ACTIVITY >> Each line containing the string "this" should be copied out of the entries.

Dataset items:
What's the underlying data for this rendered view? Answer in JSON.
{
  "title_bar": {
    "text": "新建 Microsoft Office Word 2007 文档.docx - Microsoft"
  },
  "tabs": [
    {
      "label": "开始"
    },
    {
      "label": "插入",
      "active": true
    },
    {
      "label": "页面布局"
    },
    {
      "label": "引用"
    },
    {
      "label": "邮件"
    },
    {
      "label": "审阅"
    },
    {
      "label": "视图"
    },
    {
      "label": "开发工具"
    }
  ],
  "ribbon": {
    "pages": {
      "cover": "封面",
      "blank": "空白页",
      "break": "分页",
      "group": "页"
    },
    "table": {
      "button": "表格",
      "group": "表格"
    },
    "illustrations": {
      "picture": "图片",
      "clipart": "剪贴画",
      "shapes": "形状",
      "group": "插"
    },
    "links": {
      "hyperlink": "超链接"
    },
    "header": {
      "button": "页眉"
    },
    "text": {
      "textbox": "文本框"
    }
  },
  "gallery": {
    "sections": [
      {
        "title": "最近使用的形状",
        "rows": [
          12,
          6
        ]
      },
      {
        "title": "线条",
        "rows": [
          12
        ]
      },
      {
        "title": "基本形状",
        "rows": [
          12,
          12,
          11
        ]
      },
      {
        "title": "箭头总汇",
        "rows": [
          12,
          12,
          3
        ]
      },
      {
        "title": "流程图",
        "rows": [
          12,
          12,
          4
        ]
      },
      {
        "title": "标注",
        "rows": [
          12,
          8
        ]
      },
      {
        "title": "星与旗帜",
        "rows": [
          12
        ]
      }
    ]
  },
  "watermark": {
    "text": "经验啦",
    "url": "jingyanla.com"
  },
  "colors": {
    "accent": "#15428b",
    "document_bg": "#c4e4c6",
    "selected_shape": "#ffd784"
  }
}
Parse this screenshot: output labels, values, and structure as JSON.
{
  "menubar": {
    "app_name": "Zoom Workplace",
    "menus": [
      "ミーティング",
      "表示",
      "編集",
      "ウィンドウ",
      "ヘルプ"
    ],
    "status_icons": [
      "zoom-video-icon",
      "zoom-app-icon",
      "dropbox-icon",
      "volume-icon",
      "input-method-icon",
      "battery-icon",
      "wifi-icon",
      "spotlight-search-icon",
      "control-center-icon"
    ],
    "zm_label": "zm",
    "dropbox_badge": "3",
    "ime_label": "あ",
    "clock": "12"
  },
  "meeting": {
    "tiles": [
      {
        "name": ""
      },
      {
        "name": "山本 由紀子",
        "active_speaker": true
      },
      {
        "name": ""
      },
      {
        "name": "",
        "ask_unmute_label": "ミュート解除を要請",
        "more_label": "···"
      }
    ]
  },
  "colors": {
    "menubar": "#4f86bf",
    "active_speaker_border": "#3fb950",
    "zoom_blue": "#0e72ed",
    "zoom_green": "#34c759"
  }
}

ANSWER TO THE EXERCISE >>
What's the underlying data for this rendered view? Answer in JSON.
Parse this screenshot: output labels, values, and structure as JSON.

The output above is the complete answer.